Work to be completed: Below are the entries; state how many of their lines contain the string "this", and nothing more.

Dataset records:
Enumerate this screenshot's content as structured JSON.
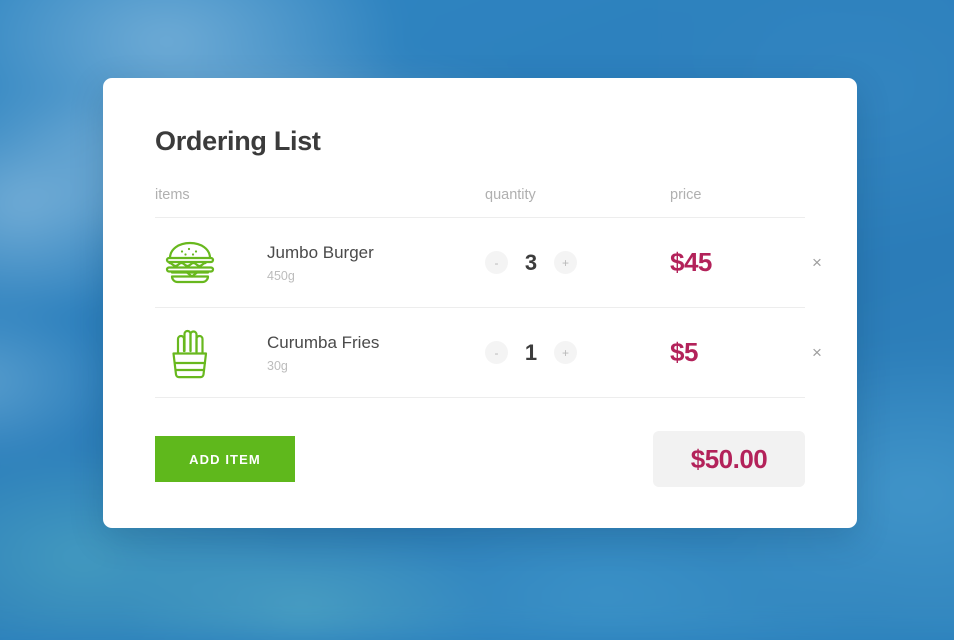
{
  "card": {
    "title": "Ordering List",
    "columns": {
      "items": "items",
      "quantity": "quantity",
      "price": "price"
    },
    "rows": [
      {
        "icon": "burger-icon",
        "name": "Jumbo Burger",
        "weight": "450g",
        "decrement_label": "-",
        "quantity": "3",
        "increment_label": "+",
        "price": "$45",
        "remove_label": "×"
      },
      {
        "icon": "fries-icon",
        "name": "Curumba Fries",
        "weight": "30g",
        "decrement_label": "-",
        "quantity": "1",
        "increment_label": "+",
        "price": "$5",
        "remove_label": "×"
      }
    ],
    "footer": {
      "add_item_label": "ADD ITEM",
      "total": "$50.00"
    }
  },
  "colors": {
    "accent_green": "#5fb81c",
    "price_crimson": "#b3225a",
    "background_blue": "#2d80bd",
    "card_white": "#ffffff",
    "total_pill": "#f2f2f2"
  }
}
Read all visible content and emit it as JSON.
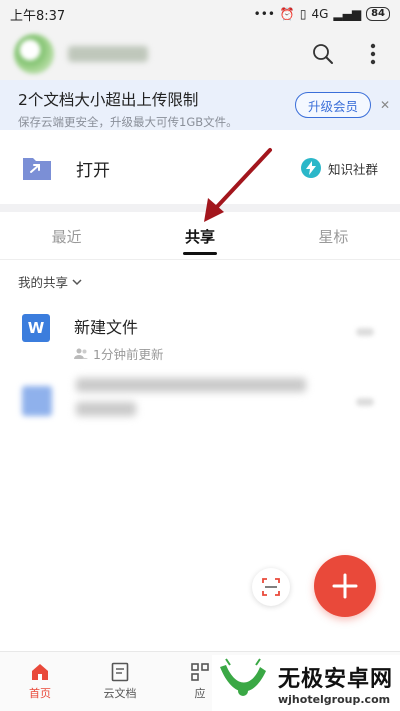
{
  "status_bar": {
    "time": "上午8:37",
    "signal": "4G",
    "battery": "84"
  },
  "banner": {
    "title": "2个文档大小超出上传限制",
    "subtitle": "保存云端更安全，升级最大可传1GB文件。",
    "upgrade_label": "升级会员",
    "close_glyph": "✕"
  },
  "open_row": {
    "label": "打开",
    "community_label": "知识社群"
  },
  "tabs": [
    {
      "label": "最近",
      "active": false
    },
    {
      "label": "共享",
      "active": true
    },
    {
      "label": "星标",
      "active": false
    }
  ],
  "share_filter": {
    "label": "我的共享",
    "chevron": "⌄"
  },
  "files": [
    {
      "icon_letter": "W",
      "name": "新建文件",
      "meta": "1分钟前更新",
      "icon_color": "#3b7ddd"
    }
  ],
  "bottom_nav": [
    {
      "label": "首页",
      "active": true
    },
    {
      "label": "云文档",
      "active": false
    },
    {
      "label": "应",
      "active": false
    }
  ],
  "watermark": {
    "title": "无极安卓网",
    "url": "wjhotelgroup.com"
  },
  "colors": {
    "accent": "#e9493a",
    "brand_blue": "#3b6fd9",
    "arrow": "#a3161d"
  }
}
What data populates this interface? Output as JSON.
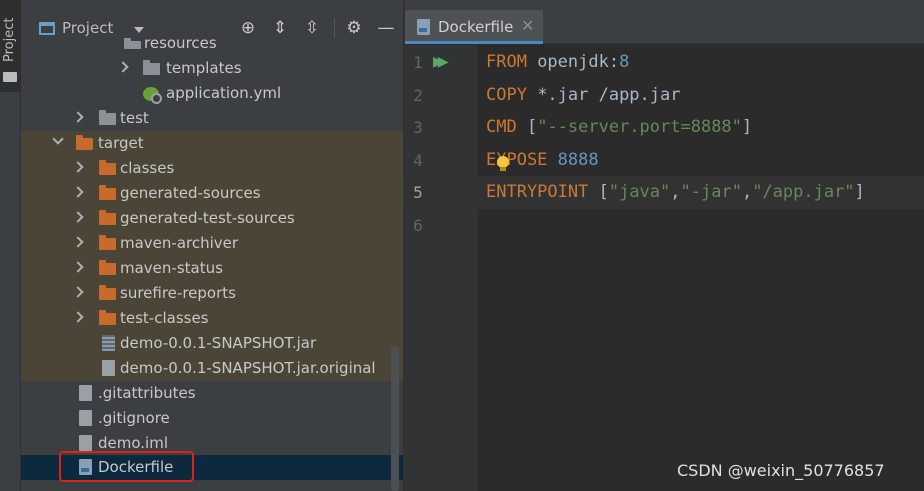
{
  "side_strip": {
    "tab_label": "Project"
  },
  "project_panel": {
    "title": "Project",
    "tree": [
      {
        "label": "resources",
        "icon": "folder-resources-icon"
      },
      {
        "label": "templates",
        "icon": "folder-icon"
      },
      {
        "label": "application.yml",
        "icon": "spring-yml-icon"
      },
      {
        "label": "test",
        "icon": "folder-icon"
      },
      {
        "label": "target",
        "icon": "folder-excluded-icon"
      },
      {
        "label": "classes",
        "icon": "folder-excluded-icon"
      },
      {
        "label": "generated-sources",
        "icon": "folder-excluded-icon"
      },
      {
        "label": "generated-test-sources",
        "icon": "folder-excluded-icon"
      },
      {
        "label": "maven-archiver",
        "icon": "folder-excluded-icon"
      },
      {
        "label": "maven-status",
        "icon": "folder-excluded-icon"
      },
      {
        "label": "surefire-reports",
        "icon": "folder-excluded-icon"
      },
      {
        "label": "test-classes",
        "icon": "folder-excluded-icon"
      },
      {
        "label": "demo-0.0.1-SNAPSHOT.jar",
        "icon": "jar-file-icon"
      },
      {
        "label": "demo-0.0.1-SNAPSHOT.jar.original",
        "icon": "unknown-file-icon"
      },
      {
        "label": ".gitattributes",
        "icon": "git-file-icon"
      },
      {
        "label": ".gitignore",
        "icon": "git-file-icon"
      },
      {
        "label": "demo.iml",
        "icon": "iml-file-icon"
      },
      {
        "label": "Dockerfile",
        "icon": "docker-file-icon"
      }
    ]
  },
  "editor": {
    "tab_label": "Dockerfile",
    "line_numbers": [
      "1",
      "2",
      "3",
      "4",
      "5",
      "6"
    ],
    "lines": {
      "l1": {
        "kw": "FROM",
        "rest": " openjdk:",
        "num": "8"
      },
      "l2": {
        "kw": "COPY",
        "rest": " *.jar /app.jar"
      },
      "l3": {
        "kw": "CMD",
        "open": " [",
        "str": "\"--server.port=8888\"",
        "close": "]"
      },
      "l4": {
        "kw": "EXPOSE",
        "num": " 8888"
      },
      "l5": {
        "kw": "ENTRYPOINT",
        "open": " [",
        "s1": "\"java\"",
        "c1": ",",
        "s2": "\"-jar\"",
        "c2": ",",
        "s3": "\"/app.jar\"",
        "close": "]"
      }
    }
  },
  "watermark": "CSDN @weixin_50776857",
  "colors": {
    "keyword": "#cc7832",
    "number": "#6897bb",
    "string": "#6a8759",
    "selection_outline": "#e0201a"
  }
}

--

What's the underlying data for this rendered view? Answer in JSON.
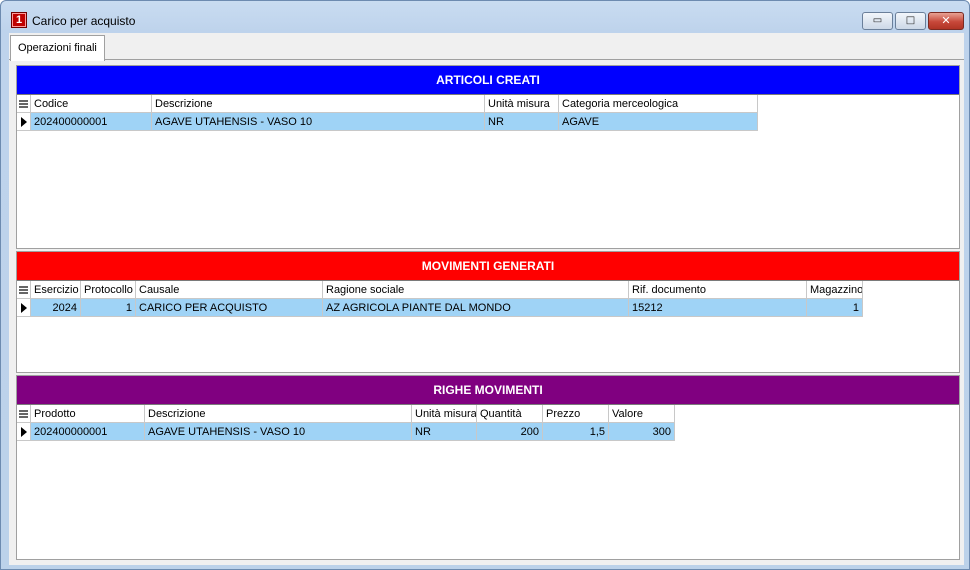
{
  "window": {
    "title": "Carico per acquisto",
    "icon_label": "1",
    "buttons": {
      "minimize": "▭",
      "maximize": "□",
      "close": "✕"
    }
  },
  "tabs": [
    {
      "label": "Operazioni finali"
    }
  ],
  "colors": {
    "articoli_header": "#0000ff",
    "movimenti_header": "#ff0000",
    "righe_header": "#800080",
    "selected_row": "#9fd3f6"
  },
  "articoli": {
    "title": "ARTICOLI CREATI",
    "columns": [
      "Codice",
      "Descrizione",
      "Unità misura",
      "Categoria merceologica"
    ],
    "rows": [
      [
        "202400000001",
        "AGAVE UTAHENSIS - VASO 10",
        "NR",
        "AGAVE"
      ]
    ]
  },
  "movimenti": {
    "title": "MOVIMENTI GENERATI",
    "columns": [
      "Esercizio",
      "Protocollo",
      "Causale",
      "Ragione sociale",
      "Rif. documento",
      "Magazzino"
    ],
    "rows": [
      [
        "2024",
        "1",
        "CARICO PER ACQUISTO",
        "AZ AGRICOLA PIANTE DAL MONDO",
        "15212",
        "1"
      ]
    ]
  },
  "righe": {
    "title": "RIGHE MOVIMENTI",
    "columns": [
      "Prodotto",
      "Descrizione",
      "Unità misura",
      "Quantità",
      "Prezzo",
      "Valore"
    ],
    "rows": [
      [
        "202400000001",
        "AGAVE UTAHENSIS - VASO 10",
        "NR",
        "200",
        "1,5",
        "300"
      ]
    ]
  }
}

Expected answer: 3